Threats and sanctions won’t disarm Kim

Kim Jong-un, the North Korean leader cut his baby teeth on the milk of fear and hatred towards the United States as did his father Kim Jong-il. Those emotions were generated from what has been referred to as the “Forgotten War” waged during the early 1950s by the US against North Korea with UN backing that robbed the lives of more than five million Koreans as well as 40,000 US soldiers. Its aim was to eradicate the Communist regime supported by Russia and China.

“If we let Korea down, the Soviets will keep right on going and swallow up one place after another,” said President Harry Truman.

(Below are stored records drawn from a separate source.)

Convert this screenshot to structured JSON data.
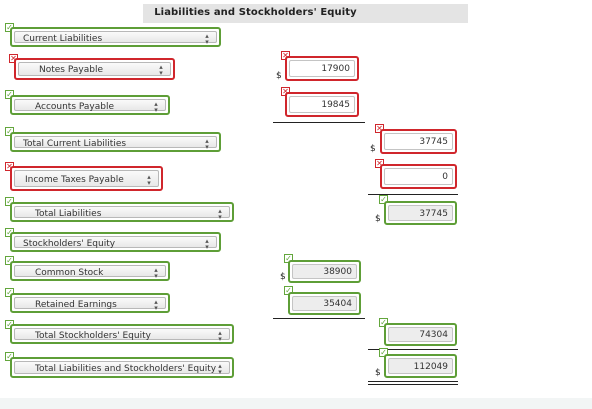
{
  "header": {
    "title": "Liabilities and Stockholders' Equity"
  },
  "currency_symbol": "$",
  "marks": {
    "correct": "✓",
    "incorrect": "✕"
  },
  "colors": {
    "correct": "#5e9e37",
    "incorrect": "#d0262c"
  },
  "rows": {
    "current_liabilities": {
      "label": "Current Liabilities",
      "status": "correct"
    },
    "notes_payable": {
      "label": "Notes Payable",
      "status": "incorrect",
      "amount": "17900",
      "amount_status": "incorrect"
    },
    "accounts_payable": {
      "label": "Accounts Payable",
      "status": "correct",
      "amount": "19845",
      "amount_status": "incorrect"
    },
    "total_current_liabilities": {
      "label": "Total Current Liabilities",
      "status": "correct",
      "amount": "37745",
      "amount_status": "incorrect"
    },
    "income_taxes_payable": {
      "label": "Income Taxes Payable",
      "status": "incorrect",
      "amount": "0",
      "amount_status": "incorrect"
    },
    "total_liabilities": {
      "label": "Total Liabilities",
      "status": "correct",
      "amount": "37745",
      "amount_status": "correct"
    },
    "stockholders_equity": {
      "label": "Stockholders' Equity",
      "status": "correct"
    },
    "common_stock": {
      "label": "Common Stock",
      "status": "correct",
      "amount": "38900",
      "amount_status": "correct"
    },
    "retained_earnings": {
      "label": "Retained Earnings",
      "status": "correct",
      "amount": "35404",
      "amount_status": "correct"
    },
    "total_stockholders_equity": {
      "label": "Total Stockholders' Equity",
      "status": "correct",
      "amount": "74304",
      "amount_status": "correct"
    },
    "total_liabilities_and_equity": {
      "label": "Total Liabilities and Stockholders' Equity",
      "status": "correct",
      "amount": "112049",
      "amount_status": "correct"
    }
  }
}
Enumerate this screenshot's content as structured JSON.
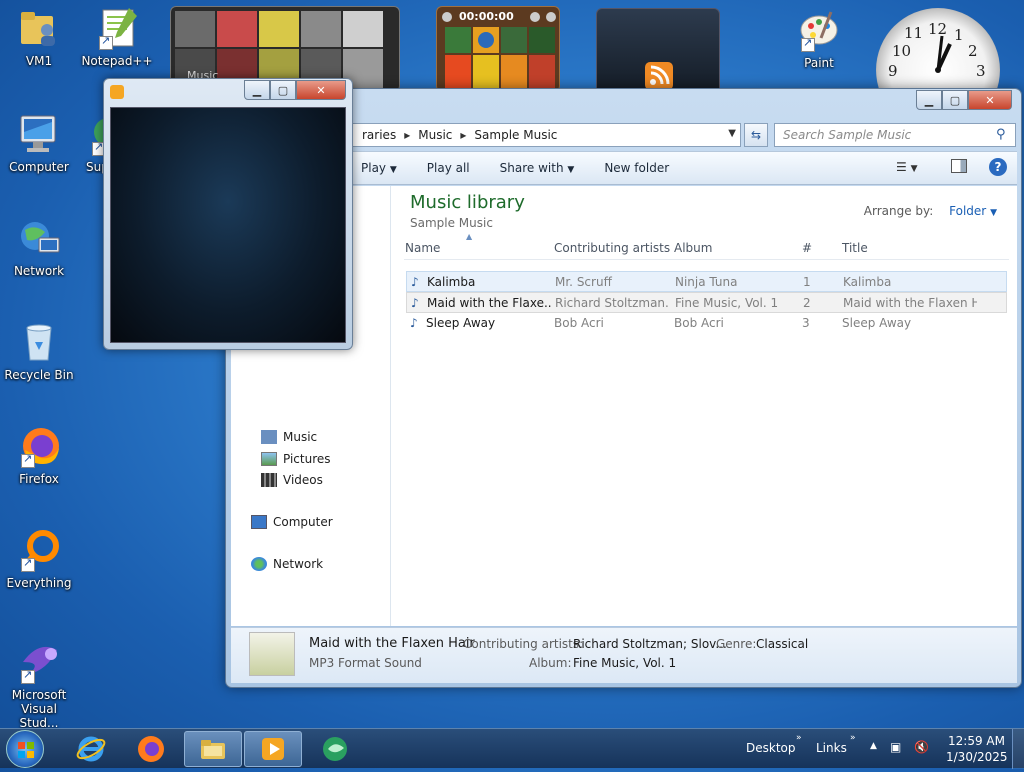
{
  "desktop": {
    "icons": [
      {
        "label": "VM1"
      },
      {
        "label": "Notepad++"
      },
      {
        "label": "Computer"
      },
      {
        "label": "Sup"
      },
      {
        "label": "Network"
      },
      {
        "label": "Recycle Bin"
      },
      {
        "label": "Firefox"
      },
      {
        "label": "Everything"
      },
      {
        "label": "Microsoft Visual Stud..."
      },
      {
        "label": "Paint"
      }
    ]
  },
  "gadgets": {
    "slideshow_label": "Music",
    "media_timer": "00:00:00"
  },
  "clock": {
    "numbers": [
      "12",
      "1",
      "2",
      "3",
      "9",
      "10",
      "11"
    ]
  },
  "explorer": {
    "address": {
      "crumbs": [
        "raries",
        "Music",
        "Sample Music"
      ]
    },
    "search_placeholder": "Search Sample Music",
    "toolbar": {
      "play": "Play",
      "play_all": "Play all",
      "share_with": "Share with",
      "new_folder": "New folder"
    },
    "nav": {
      "music": "Music",
      "pictures": "Pictures",
      "videos": "Videos",
      "computer": "Computer",
      "network": "Network"
    },
    "library_title": "Music library",
    "library_subtitle": "Sample Music",
    "arrange_label": "Arrange by:",
    "arrange_value": "Folder",
    "columns": [
      "Name",
      "Contributing artists",
      "Album",
      "#",
      "Title"
    ],
    "rows": [
      {
        "name": "Kalimba",
        "artist": "Mr. Scruff",
        "album": "Ninja Tuna",
        "num": "1",
        "title": "Kalimba"
      },
      {
        "name": "Maid with the Flaxe...",
        "artist": "Richard Stoltzman...",
        "album": "Fine Music, Vol. 1",
        "num": "2",
        "title": "Maid with the Flaxen H..."
      },
      {
        "name": "Sleep Away",
        "artist": "Bob Acri",
        "album": "Bob Acri",
        "num": "3",
        "title": "Sleep Away"
      }
    ],
    "details": {
      "title": "Maid with the Flaxen Hair",
      "type": "MP3 Format Sound",
      "artists_label": "Contributing artists:",
      "artists_value": "Richard Stoltzman; Slov...",
      "genre_label": "Genre:",
      "genre_value": "Classical",
      "album_label": "Album:",
      "album_value": "Fine Music, Vol. 1"
    }
  },
  "taskbar": {
    "desktop_label": "Desktop",
    "links_label": "Links",
    "time": "12:59 AM",
    "date": "1/30/2025"
  },
  "colors": {
    "accent": "#1e6b2b",
    "link": "#1a5fb4",
    "taskbar": "#1f4170"
  }
}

Memories of the devastation have been indelibly etched on Kim Jong-un’s DNA, his fears amplified by the US invasion of Iraq and its role in ousting the Muammar Gaddafi regime from Libya; interventions which occurred after both countries had relinquished their WMD [weapons of mass destruction] programmes.

Yes, we can easily dismiss the stubborn and belligerent stance of Kim Jong-un as that of a madman but there is method in his madness. He is operating in survival mode.

As the Russian President Vladimir Putin and others have pointed out, he would rather his people eat grass than succumb to sanctions, no matter how crippling. Indeed, his people have resorted to consume grass and roots during the 1994–1998 famine when starvation was common in rural regions. Hundreds of thousands (by some accounts millions) died from hunger.

Kim Jong-un views his nuclear bombs and intercontinental ballistic missiles (ICBMs) as his nation’s insurance policy against attack or invasion.

What he seeks is to be recognised by the US and other western powers as a nuclear state, a fully-fledged member of the nuclear club in line with the US, Russia, China, the UK, France, India, Pakistan and Israel. Nevertheless, as Russia has warned, if he is squeezed tight into a corner he might be driven to lash out with a preemptive nuclear strike.

I do not in any way seek to defend this horrible regime whose people have been forced into gulags, beaten and tortured; a place where human rights have no place in society and ‘freedom’ is just a word in the dictionary. However, given that the crisis between the regime and the Trump administration is heading towards boiling point, I do think it’s important to attempt to understand Kim’s mindset.

His recent testing of a powerful hydrogen bomb and his launching of missiles over Japan were messages in answer to the verbal “fire and fury”/ “locked and loaded” statements emanating from the White House. China and Russia have been alarmed at the fiery rhetoric of the American president and top officials, such as that of the US Ambassador to the UN Nikki Haley and National Security Adviser H.R. McMaster who have both stressed that a military solution remains on the table and that the window for diplomacy is shutting fast.

Of course, there is always a military option but at what cost! “Forget it,” said Trump’s controversial former adviser Steve Bannon. “Until somebody solves the part of the equation that shows me that ten million in Seoul don’t die in the first 30 minutes from conventional weapons, I don’t know what you’re talking about. There is no military solution here. They got us.”

Decreasing the temperature

Bannon’s opinions may not generally be considered credible but this one is backed up by a host of military strategists. The Telegraph quotes Daniel Pinkston, a professor of international relations at Troy University saying that “the ‘cure’ of a US first strike would be worse than the disease.”

Pinkston bases his analysis on the fact that the North Koreans have dispersed their assets now protected by hardened shelters while its mobile launch pads may be difficult to detect. Pyongyang would likely “consider surgical strikes against its long-range missiles” as “a full-scale attack and use everything that they have at their disposal to avoid their complete destruction.”

Rather than continue to pour oil on the flames, the US should work towards decreasing the temperature. Its tit-for-tat muscle-flexing is only serving to bolster Kim’s resolve. Moscow and Beijing certainly have vested interests in keeping the situation calm but their calls for dialogue to avert a global catastrophe are reasoned.

Trump’s sabre-rattling approach may have been designed to create fear and trembling in the North Korean leader’s heart yet it is eliciting the opposite effect. Trump’s red line has already been trampled upon. The worry is that the superpower, unused to being thwarted, might act hastily to consolidate its reputation as the mightiest on earth or else risk dismissal as a paper tiger.

Linda S. Heard is an award-winning British specialist writer on Middle East affairs. She welcomes feedback and can be contacted by email at

One Response to Threats and sanctions won’t disarm Kim

  1. How do you reason with a madman? In this case how do you reason with two madmen, each of whom mirror each other.